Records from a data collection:
---*---

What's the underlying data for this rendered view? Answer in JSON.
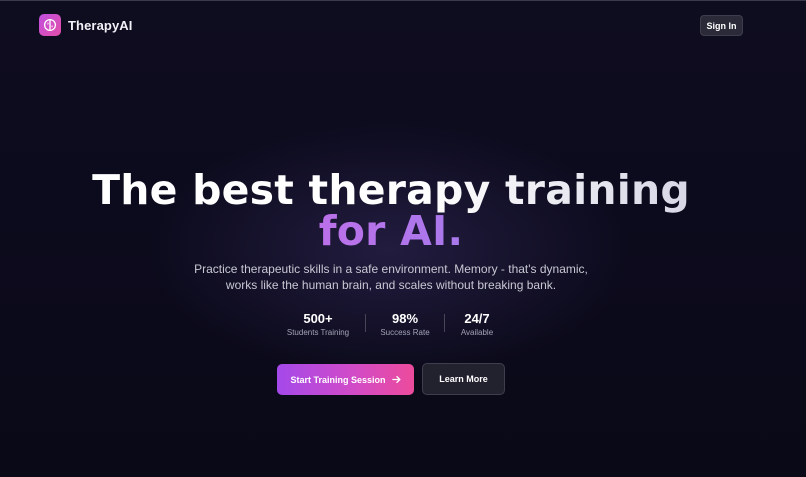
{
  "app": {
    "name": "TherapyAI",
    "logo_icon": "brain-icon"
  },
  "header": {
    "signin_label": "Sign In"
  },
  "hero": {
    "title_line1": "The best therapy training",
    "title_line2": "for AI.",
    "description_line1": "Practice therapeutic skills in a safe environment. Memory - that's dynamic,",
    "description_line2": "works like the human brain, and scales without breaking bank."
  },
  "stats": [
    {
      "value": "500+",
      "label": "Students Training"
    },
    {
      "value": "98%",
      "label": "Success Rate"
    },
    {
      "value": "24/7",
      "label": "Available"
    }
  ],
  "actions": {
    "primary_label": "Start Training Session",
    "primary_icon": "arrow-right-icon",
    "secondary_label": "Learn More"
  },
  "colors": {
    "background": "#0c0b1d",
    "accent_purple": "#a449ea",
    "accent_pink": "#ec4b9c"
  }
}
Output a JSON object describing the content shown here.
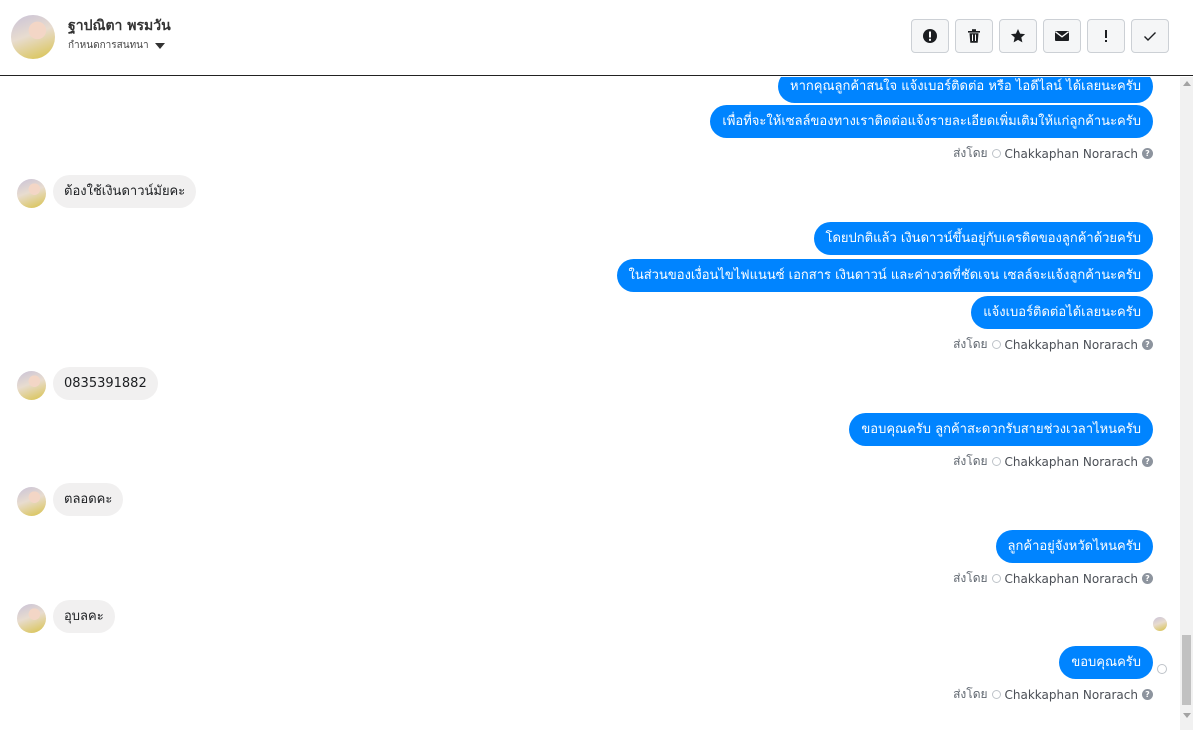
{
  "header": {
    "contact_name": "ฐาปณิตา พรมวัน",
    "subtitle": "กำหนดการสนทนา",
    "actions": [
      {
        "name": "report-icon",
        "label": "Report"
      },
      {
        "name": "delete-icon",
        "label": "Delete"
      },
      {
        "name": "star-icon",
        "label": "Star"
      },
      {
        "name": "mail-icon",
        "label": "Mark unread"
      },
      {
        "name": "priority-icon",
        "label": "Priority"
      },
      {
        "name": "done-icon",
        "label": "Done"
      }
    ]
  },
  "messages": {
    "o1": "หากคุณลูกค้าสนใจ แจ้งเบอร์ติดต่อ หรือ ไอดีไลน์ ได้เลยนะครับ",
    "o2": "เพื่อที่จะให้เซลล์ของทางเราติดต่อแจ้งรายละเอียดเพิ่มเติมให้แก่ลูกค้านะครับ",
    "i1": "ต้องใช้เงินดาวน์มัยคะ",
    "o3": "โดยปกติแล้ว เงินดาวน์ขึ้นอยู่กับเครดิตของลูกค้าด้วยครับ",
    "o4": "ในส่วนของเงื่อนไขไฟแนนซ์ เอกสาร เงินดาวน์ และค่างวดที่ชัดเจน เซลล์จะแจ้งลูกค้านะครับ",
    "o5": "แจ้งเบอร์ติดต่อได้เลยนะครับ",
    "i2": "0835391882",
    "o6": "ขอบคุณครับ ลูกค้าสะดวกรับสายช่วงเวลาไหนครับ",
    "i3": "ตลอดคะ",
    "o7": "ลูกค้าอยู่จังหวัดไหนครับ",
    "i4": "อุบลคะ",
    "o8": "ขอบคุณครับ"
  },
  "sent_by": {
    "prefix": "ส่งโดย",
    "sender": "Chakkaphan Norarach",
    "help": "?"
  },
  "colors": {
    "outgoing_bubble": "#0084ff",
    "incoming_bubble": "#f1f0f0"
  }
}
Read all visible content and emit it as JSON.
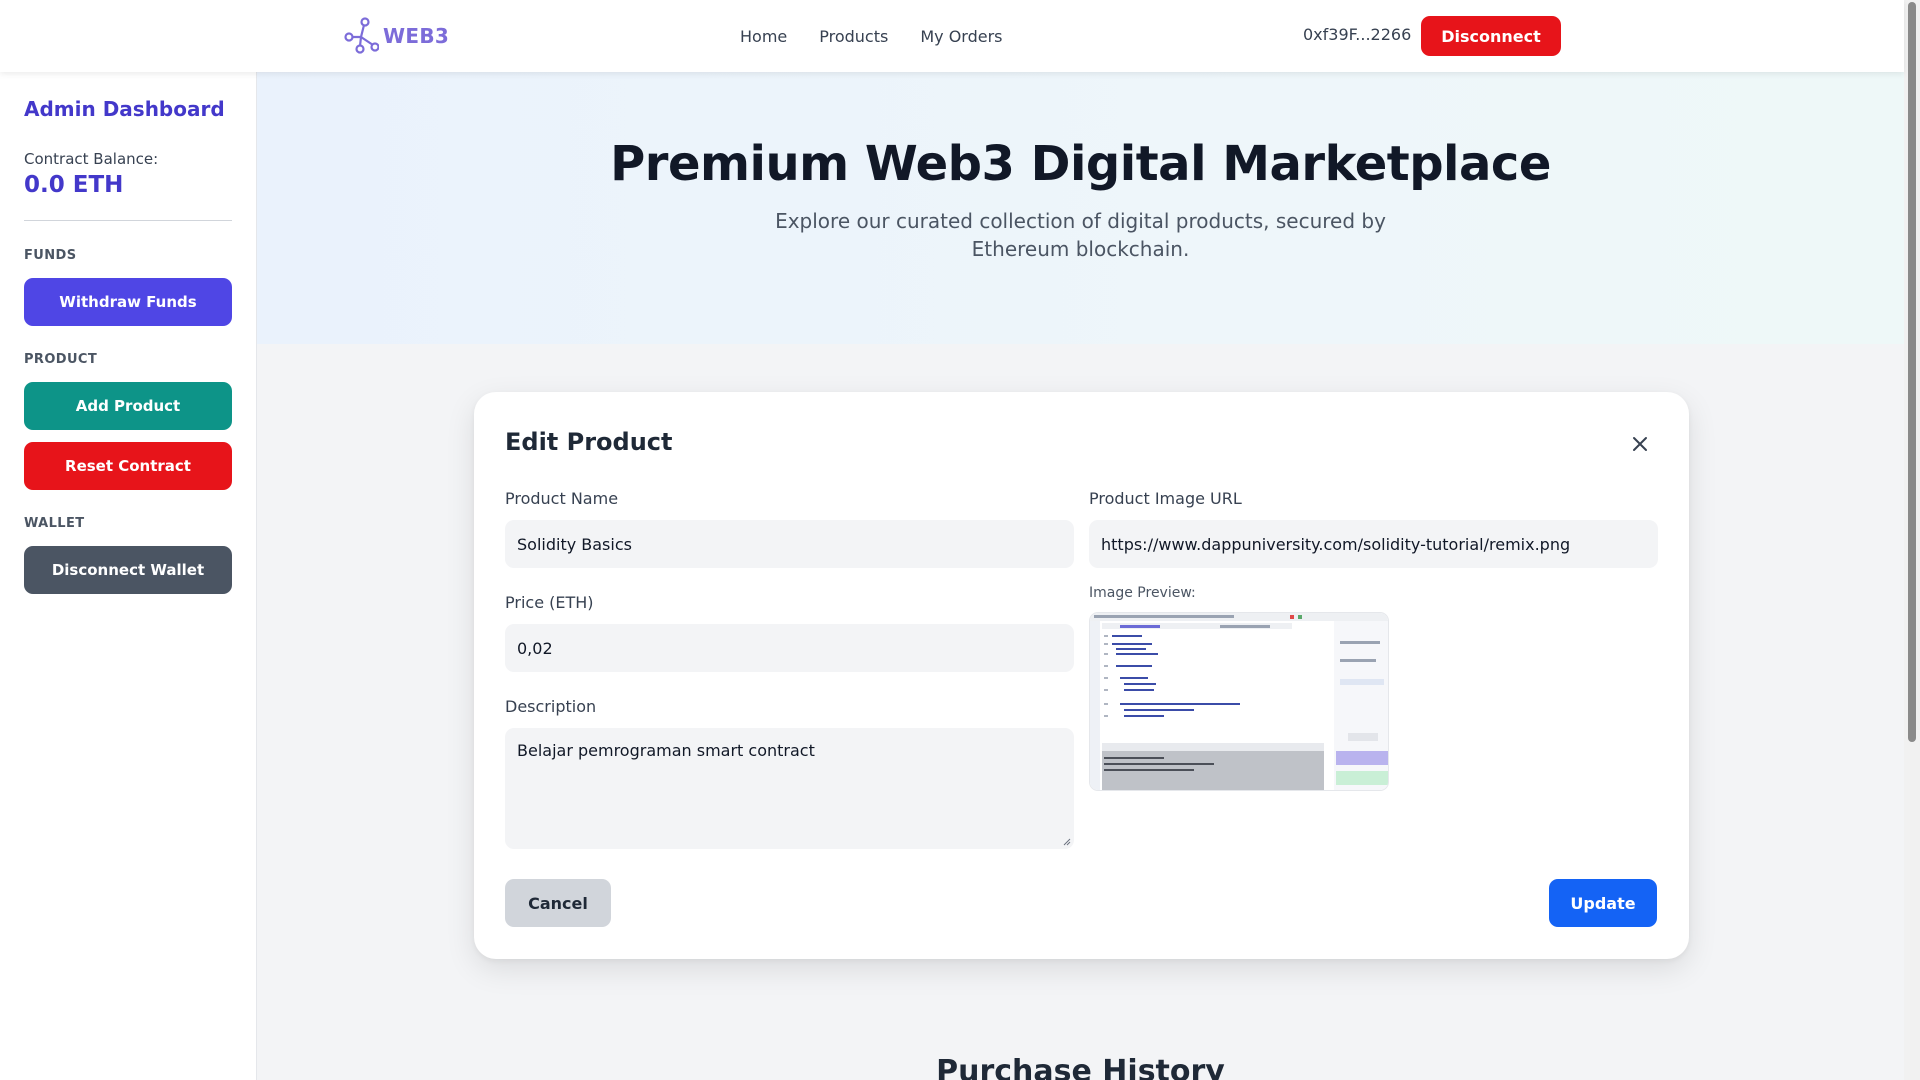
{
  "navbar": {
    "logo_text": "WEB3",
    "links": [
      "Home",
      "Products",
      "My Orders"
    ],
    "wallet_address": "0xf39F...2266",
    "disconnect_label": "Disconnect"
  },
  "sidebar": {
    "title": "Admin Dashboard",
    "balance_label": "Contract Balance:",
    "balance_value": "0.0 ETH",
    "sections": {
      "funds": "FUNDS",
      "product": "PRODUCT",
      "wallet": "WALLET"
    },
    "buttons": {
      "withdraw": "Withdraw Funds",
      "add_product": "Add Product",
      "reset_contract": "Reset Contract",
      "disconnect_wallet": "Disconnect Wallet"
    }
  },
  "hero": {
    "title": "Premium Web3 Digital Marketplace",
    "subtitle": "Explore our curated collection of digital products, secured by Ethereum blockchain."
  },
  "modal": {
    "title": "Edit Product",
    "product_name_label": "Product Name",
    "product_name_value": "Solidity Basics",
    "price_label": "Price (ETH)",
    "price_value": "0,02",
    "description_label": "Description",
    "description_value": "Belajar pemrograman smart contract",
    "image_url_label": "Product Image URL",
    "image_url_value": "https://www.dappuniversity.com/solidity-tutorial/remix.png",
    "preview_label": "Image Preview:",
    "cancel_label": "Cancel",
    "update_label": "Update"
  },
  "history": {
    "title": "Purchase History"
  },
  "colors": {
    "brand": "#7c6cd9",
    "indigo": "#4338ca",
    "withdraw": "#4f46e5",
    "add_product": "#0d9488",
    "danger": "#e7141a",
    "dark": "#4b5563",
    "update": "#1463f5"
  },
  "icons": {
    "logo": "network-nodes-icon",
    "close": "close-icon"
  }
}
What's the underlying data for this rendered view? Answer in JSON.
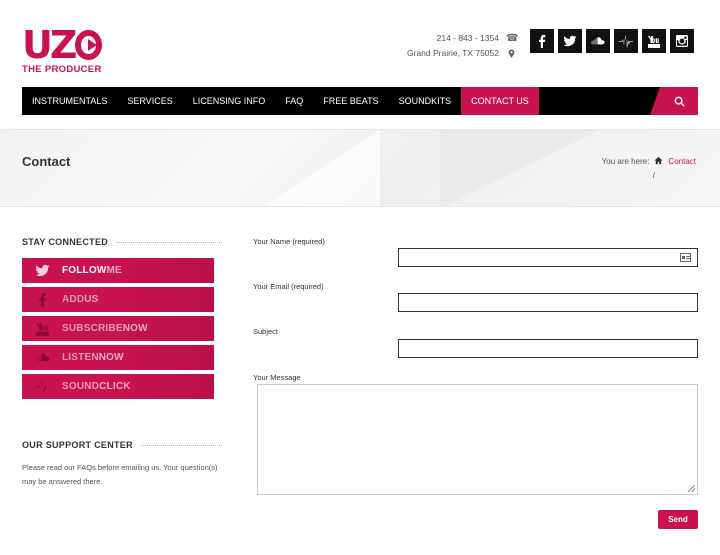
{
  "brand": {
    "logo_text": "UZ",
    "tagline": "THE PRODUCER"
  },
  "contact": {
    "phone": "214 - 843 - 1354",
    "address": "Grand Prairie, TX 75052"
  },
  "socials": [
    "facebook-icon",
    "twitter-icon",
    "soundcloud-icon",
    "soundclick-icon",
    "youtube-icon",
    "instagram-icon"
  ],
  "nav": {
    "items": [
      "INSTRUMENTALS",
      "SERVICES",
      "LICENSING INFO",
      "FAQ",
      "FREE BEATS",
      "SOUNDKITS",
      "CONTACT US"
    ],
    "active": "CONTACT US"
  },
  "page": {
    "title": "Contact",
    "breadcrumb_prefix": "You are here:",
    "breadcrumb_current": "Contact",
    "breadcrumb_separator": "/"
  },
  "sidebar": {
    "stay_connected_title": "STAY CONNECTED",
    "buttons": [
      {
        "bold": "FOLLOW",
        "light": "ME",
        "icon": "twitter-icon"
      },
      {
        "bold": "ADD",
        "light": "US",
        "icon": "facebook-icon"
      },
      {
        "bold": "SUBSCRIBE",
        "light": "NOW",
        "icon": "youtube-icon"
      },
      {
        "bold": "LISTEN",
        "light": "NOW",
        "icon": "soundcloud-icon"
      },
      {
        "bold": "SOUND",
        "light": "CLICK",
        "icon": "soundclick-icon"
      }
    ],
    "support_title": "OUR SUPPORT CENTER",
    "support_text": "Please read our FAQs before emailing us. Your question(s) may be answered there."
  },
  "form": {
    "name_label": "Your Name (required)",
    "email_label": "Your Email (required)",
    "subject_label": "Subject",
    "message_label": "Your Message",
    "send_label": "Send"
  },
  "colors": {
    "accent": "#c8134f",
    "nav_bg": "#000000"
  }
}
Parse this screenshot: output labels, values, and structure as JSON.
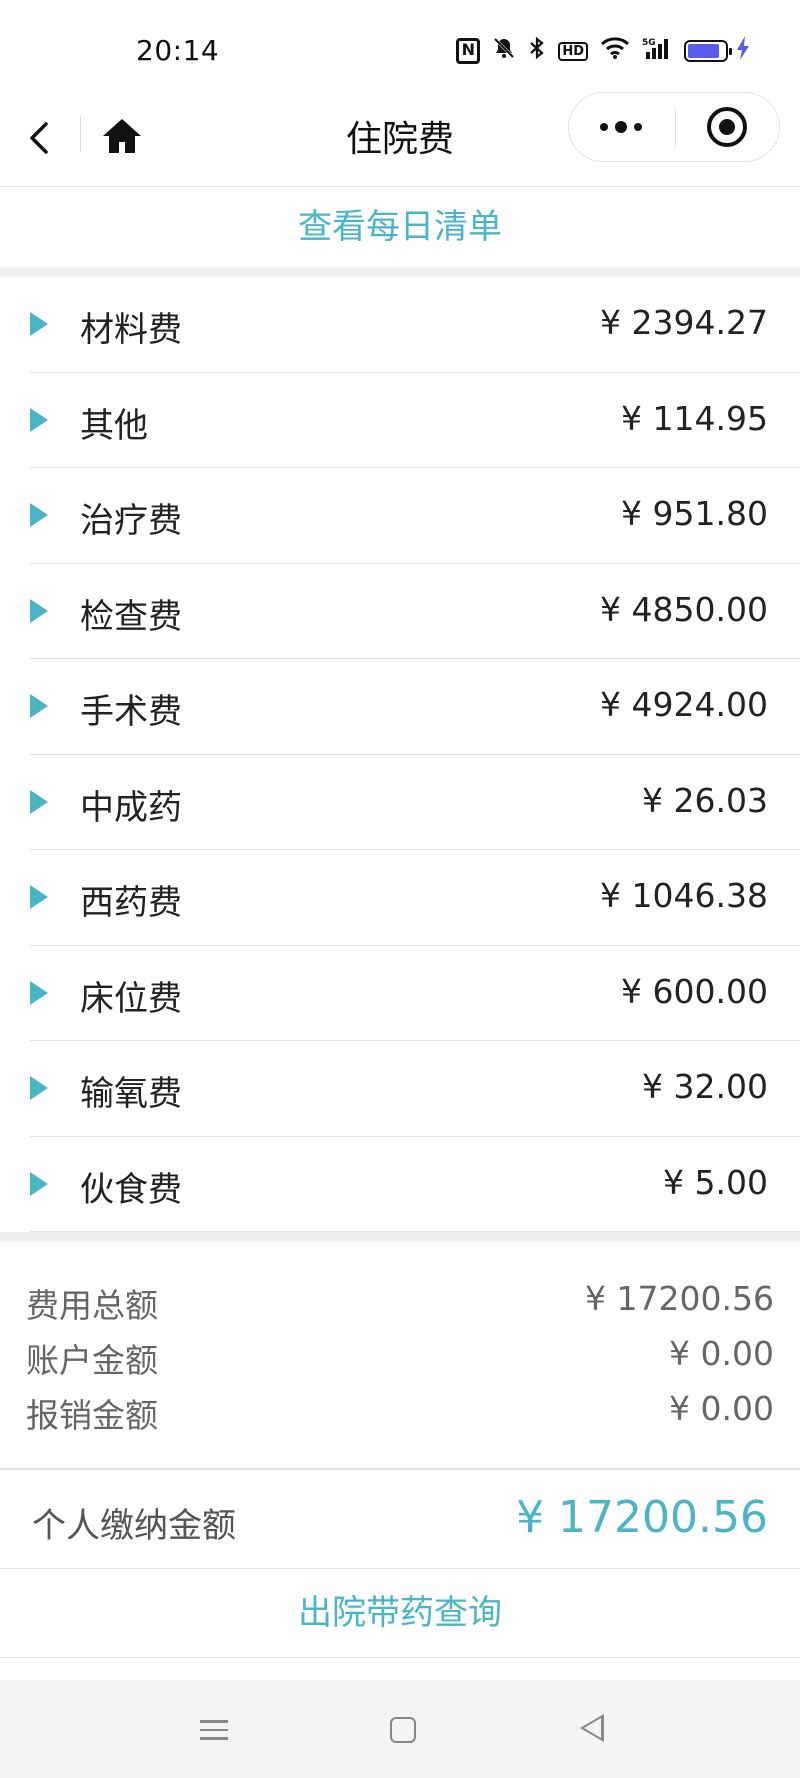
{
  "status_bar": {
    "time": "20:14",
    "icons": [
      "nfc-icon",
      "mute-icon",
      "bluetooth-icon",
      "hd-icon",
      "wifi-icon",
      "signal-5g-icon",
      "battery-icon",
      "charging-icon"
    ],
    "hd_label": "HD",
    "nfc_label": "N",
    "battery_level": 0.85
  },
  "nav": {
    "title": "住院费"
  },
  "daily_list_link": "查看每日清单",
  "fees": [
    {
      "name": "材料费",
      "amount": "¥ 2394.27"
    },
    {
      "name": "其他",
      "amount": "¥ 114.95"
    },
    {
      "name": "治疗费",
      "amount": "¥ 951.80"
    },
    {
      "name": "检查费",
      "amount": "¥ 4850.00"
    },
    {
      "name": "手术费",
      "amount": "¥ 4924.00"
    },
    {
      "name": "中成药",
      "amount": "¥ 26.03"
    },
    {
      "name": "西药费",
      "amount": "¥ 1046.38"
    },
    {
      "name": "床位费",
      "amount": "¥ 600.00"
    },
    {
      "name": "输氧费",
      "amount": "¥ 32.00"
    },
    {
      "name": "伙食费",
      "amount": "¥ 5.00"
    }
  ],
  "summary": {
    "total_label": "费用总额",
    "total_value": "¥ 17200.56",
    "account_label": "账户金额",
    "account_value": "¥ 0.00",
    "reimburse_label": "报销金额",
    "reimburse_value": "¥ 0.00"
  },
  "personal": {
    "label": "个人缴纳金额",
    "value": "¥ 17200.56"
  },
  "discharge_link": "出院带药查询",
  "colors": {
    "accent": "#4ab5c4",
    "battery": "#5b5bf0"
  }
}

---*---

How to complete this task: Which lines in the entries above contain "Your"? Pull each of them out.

Answer below:
    "support_text": "Please read our FAQs before emailing us. Your question(s) may be answered there."
    "name_label": "Your Name (required)",
    "email_label": "Your Email (required)",
    "message_label": "Your Message",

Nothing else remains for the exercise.